==== Data to examine ====

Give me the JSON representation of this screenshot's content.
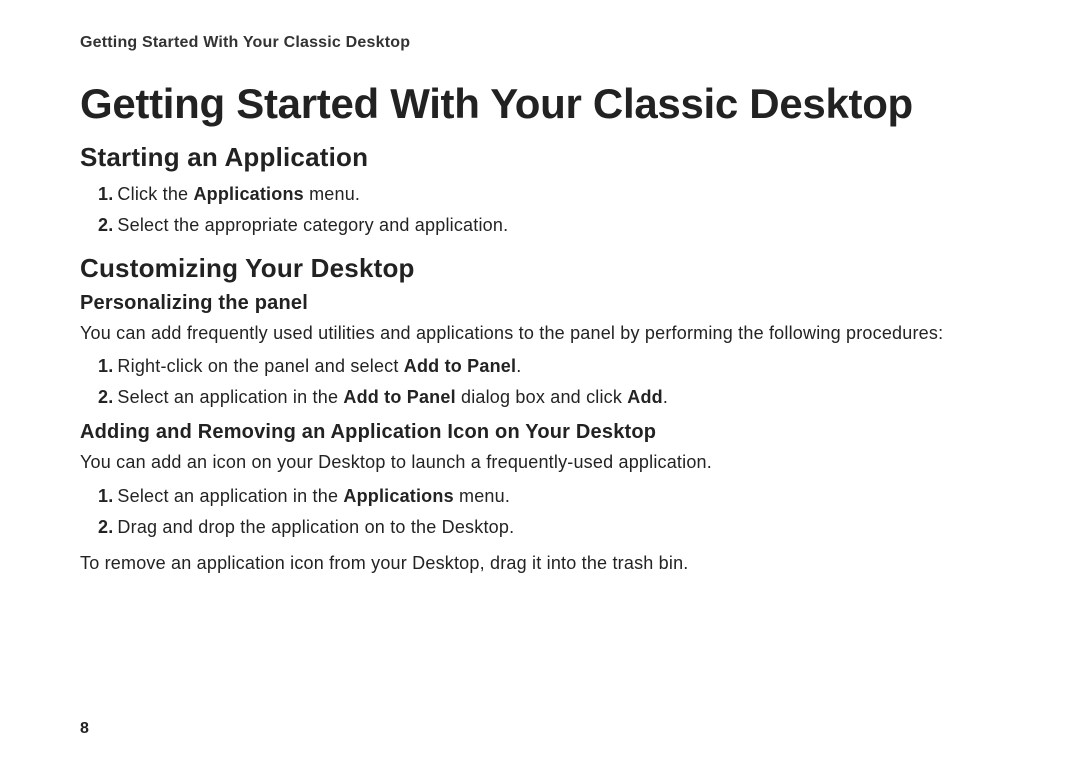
{
  "running_header": "Getting Started With Your Classic Desktop",
  "title": "Getting Started With Your Classic Desktop",
  "section1": {
    "heading": "Starting an Application",
    "steps": [
      {
        "num": "1.",
        "pre": "Click the ",
        "bold": "Applications",
        "post": " menu."
      },
      {
        "num": "2.",
        "text": "Select the appropriate category and application."
      }
    ]
  },
  "section2": {
    "heading": "Customizing Your Desktop",
    "sub1": {
      "heading": "Personalizing the panel",
      "intro": "You can add frequently used utilities and applications to the panel by performing the following procedures:",
      "steps": [
        {
          "num": "1.",
          "pre": "Right-click on the panel and select ",
          "bold": "Add to Panel",
          "post": "."
        },
        {
          "num": "2.",
          "pre": "Select an application in the ",
          "bold": "Add to Panel",
          "mid": " dialog box and click ",
          "bold2": "Add",
          "post": "."
        }
      ]
    },
    "sub2": {
      "heading": "Adding and Removing an Application Icon on Your Desktop",
      "intro": "You can add an icon on your Desktop to launch a frequently-used application.",
      "steps": [
        {
          "num": "1.",
          "pre": "Select an application in the ",
          "bold": "Applications",
          "post": " menu."
        },
        {
          "num": "2.",
          "text": "Drag and drop the application on to the Desktop."
        }
      ],
      "outro": "To remove an application icon from your Desktop, drag it into the trash bin."
    }
  },
  "page_number": "8"
}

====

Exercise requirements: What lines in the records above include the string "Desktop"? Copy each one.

Your solution:
  "running_header": "Getting Started With Your Classic Desktop",
  "title": "Getting Started With Your Classic Desktop",
    "heading": "Customizing Your Desktop",
      "heading": "Adding and Removing an Application Icon on Your Desktop",
      "intro": "You can add an icon on your Desktop to launch a frequently-used application.",
          "text": "Drag and drop the application on to the Desktop."
      "outro": "To remove an application icon from your Desktop, drag it into the trash bin."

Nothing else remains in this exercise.